Task to complete
Tally the lines of the entries below that hold the word "JSON", and please give only the total.
(Given records begins)
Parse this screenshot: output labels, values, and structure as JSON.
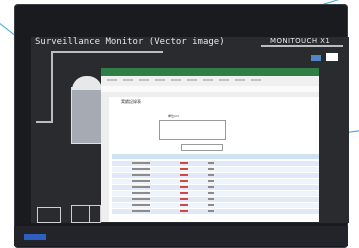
{
  "hmi": {
    "title": "Surveillance Monitor (Vector image)",
    "logo": "MONITOUCH X1"
  },
  "spreadsheet": {
    "sheet_title": "実績記録表",
    "unit_label": "単位/ml"
  },
  "colors": {
    "callout": "#34aadf",
    "bezel": "#1a1b1f",
    "excel_green": "#2f7e46",
    "row_band": "#dfeaf6"
  }
}
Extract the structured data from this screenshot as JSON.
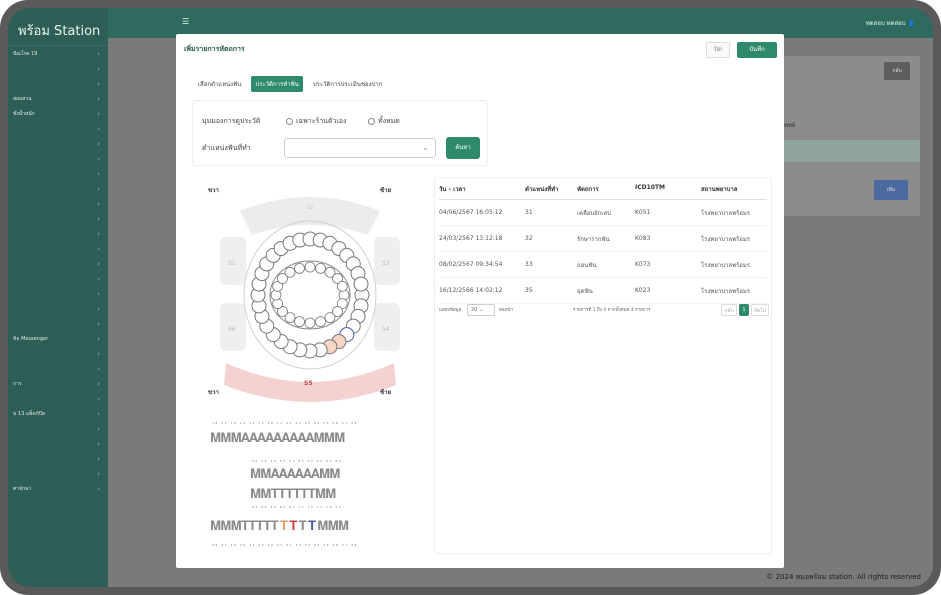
{
  "app": {
    "brand": "พร้อม Station",
    "user": "ทดสอบ ทดสอบ"
  },
  "sidebar": {
    "items": [
      "ปัณโรค 19",
      "",
      "",
      "สอบสวน",
      "ชั่งน้ำหนัก",
      "",
      "",
      "",
      "",
      "",
      "",
      "",
      "",
      "",
      "",
      "",
      "",
      "",
      "",
      "ข้อ Messenger",
      "",
      "",
      "การ",
      "",
      "ม 13 แพ็คกัปัด",
      "",
      "",
      "",
      "",
      "ศาจักษา"
    ]
  },
  "background": {
    "card_label": "พทย์",
    "back_button": "กลับ",
    "add_button": "เพิ่ม",
    "footer": "2024 หมอพร้อม station. All rights reserved"
  },
  "modal": {
    "title": "เพิ่มรายการหัตถการ",
    "close_label": "ปิด",
    "save_label": "บันทึก",
    "tabs": [
      "เลือกตำแหน่งฟัน",
      "ประวัติการทำฟัน",
      "ประวัติการประเมินช่องปาก"
    ],
    "active_tab": 1,
    "filter": {
      "view_label": "มุมมองการดูประวัติ",
      "radio_1": "เฉพาะร้านตัวเอง",
      "radio_2": "ทั้งหมด",
      "position_label": "ตำแหน่งฟันที่ทำ",
      "search_label": "ค้นหา"
    },
    "chart": {
      "left_top": "ขวา",
      "right_top": "ซ้าย",
      "left_bottom": "ขวา",
      "right_bottom": "ซ้าย",
      "ss_top": "S2",
      "ss_bottom": "S5",
      "s1": "S1",
      "s3": "S3",
      "s4": "S4",
      "s6": "S6"
    },
    "table": {
      "headers": [
        "วัน - เวลา",
        "ตำแหน่งที่ทำ",
        "หัตถการ",
        "ICD10TM",
        "สถานพยาบาล"
      ],
      "rows": [
        [
          "04/06/2567 16:05:12",
          "31",
          "เคลือบอักเสบ",
          "K051",
          "โรงพยาบาลพร้อมร"
        ],
        [
          "24/03/2567 13:12:18",
          "32",
          "รักษารากฟัน",
          "K083",
          "โรงพยาบาลพร้อมร"
        ],
        [
          "08/02/2567 09:34:54",
          "33",
          "ถอนฟัน",
          "K073",
          "โรงพยาบาลพร้อมร"
        ],
        [
          "16/12/2566 14:02:12",
          "35",
          "อุดฟัน",
          "K023",
          "โรงพยาบาลพร้อมร"
        ]
      ],
      "pager": {
        "show_label": "แสดงข้อมูล",
        "page_size": "20",
        "per_page": "ต่อหน้า",
        "summary": "รายการที่ 1 ถึง 4 จากทั้งหมด 4 รายการ",
        "prev": "กลับ",
        "page": "1",
        "next": "ถัดไป"
      }
    }
  }
}
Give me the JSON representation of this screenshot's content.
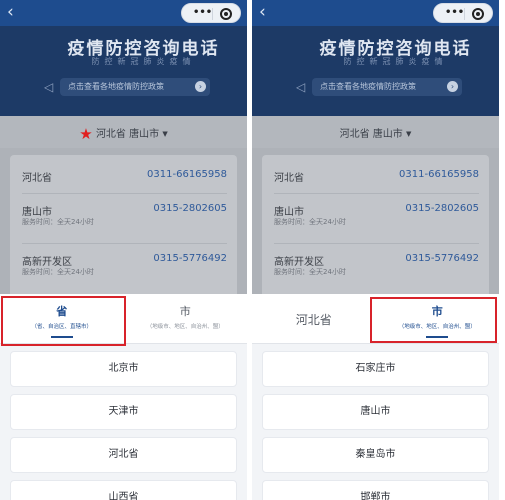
{
  "colors": {
    "brand": "#1e4c8e",
    "highlight": "#d8232a",
    "star": "#e01e1e"
  },
  "icons": {
    "back": "chevron-left-icon",
    "more": "more-dots-icon",
    "close": "target-circle-icon",
    "notice": "megaphone-icon",
    "arrow": "right-arrow-icon",
    "location": "star-icon",
    "dropdown": "caret-down-icon"
  },
  "header": {
    "title": "疫情防控咨询电话",
    "subtitle": "防控新冠肺炎疫情",
    "banner": "点击查看各地疫情防控政策"
  },
  "left": {
    "region": {
      "province": "河北省",
      "city": "唐山市"
    },
    "entries": [
      {
        "name": "河北省",
        "phone": "0311-66165958",
        "hours": ""
      },
      {
        "name": "唐山市",
        "phone": "0315-2802605",
        "hours": "服务时间：全天24小时"
      },
      {
        "name": "高新开发区",
        "phone": "0315-5776492",
        "hours": "服务时间：全天24小时"
      }
    ],
    "tabs": [
      {
        "label": "省",
        "hint": "（省、自治区、直辖市）",
        "active": true
      },
      {
        "label": "市",
        "hint": "（地级市、地区、自治州、盟）",
        "active": false
      }
    ],
    "options": [
      "北京市",
      "天津市",
      "河北省",
      "山西省"
    ]
  },
  "right": {
    "region": {
      "province": "河北省",
      "city": "唐山市"
    },
    "entries": [
      {
        "name": "河北省",
        "phone": "0311-66165958",
        "hours": ""
      },
      {
        "name": "唐山市",
        "phone": "0315-2802605",
        "hours": "服务时间：全天24小时"
      },
      {
        "name": "高新开发区",
        "phone": "0315-5776492",
        "hours": "服务时间：全天24小时"
      }
    ],
    "tabs": [
      {
        "label": "河北省",
        "hint": "",
        "active": false
      },
      {
        "label": "市",
        "hint": "（地级市、地区、自治州、盟）",
        "active": true
      }
    ],
    "options": [
      "石家庄市",
      "唐山市",
      "秦皇岛市",
      "邯郸市"
    ]
  }
}
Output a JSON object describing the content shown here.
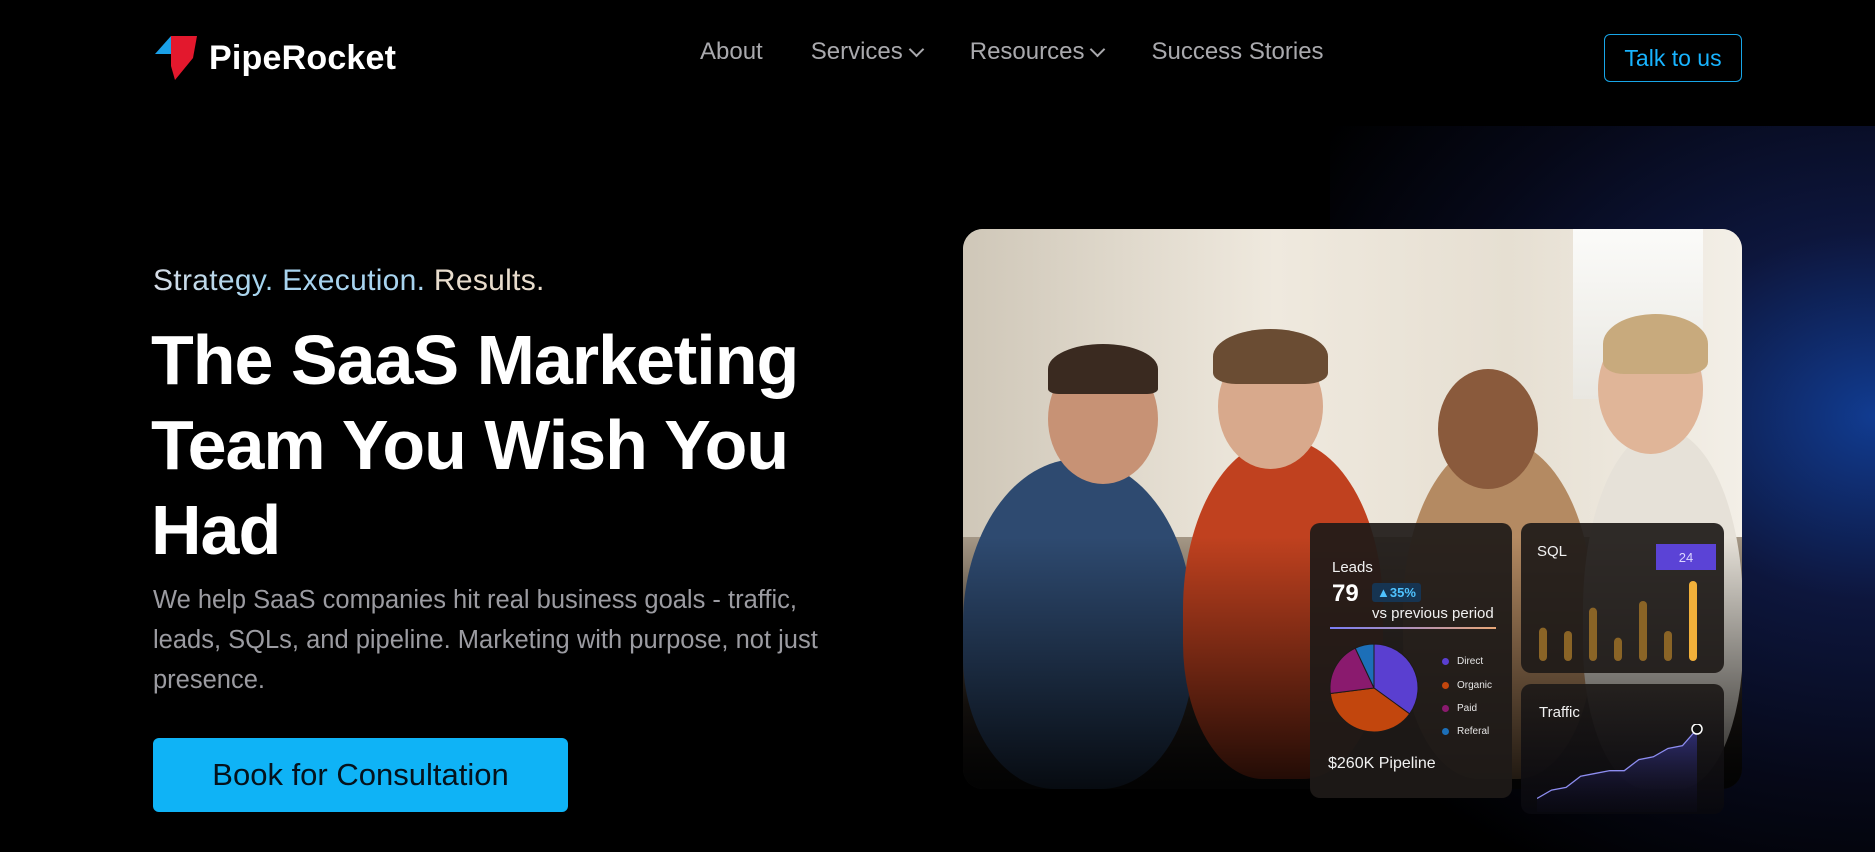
{
  "brand": {
    "name": "PipeRocket"
  },
  "nav": {
    "items": [
      {
        "label": "About",
        "has_dropdown": false
      },
      {
        "label": "Services",
        "has_dropdown": true
      },
      {
        "label": "Resources",
        "has_dropdown": true
      },
      {
        "label": "Success Stories",
        "has_dropdown": false
      }
    ],
    "cta_label": "Talk to us"
  },
  "hero": {
    "tagline": {
      "part1": "Strategy.",
      "part2": "Execution.",
      "part3": "Results."
    },
    "headline": "The SaaS Marketing Team You Wish You Had",
    "description": "We help SaaS companies hit real business goals - traffic, leads, SQLs, and pipeline. Marketing with purpose, not just presence.",
    "cta_label": "Book for Consultation"
  },
  "dashboard": {
    "leads": {
      "title": "Leads",
      "value": "79",
      "change": "35%",
      "comparison": "vs previous period",
      "legend": [
        "Direct",
        "Organic",
        "Paid",
        "Referal"
      ],
      "pipeline": "$260K Pipeline"
    },
    "sql": {
      "title": "SQL",
      "badge": "24"
    },
    "traffic": {
      "title": "Traffic"
    }
  },
  "colors": {
    "accent": "#0fb3f6",
    "background": "#000000",
    "logo_red": "#e3182d",
    "logo_blue": "#1aa0e8",
    "direct": "#5a3fd0",
    "organic": "#c2460d",
    "paid": "#8a1a6e",
    "referal": "#1c6fb8",
    "sql_bars": "#8a6426",
    "sql_highlight": "#f2b03a"
  },
  "chart_data": [
    {
      "type": "pie",
      "categories": [
        "Direct",
        "Organic",
        "Paid",
        "Referal"
      ],
      "values": [
        35,
        38,
        20,
        7
      ]
    },
    {
      "type": "bar",
      "title": "SQL",
      "values": [
        10,
        9,
        16,
        7,
        18,
        9,
        24
      ]
    },
    {
      "type": "area",
      "title": "Traffic",
      "values": [
        2,
        5,
        6,
        10,
        11,
        12,
        12,
        16,
        17,
        20,
        21,
        27
      ]
    }
  ]
}
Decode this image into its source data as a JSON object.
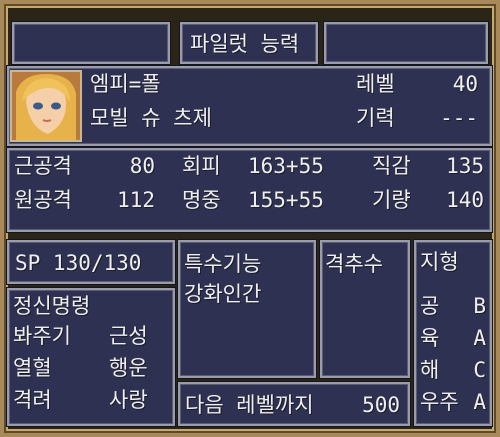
{
  "header": {
    "title": "파일럿 능력"
  },
  "pilot": {
    "name": "엠피=폴",
    "unit": "모빌 슈 츠제",
    "level_label": "레벨",
    "level_value": "40",
    "spirit_label": "기력",
    "spirit_value": "---",
    "portrait_icon": "pilot-portrait"
  },
  "stats": [
    {
      "label": "근공격",
      "value": "80"
    },
    {
      "label": "회피",
      "value": "163+55"
    },
    {
      "label": "직감",
      "value": "135"
    },
    {
      "label": "원공격",
      "value": "112"
    },
    {
      "label": "명중",
      "value": "155+55"
    },
    {
      "label": "기량",
      "value": "140"
    }
  ],
  "sp": {
    "text": "SP 130/130"
  },
  "special_skills": {
    "title": "특수기능",
    "items": [
      "강화인간"
    ]
  },
  "counter": {
    "title": "격추수"
  },
  "terrain": {
    "title": "지형",
    "rows": [
      {
        "label": "공",
        "grade": "B"
      },
      {
        "label": "육",
        "grade": "A"
      },
      {
        "label": "해",
        "grade": "C"
      },
      {
        "label": "우주",
        "grade": "A"
      }
    ]
  },
  "spirit_commands": {
    "title": "정신명령",
    "items": [
      [
        "봐주기",
        "근성"
      ],
      [
        "열혈",
        "행운"
      ],
      [
        "격려",
        "사랑"
      ]
    ]
  },
  "next_level": {
    "label": "다음 레벨까지",
    "value": "500"
  },
  "colors": {
    "panel": "#2e3152",
    "frame": "#a8895a",
    "text": "#efefef"
  }
}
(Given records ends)
Solution to this problem
5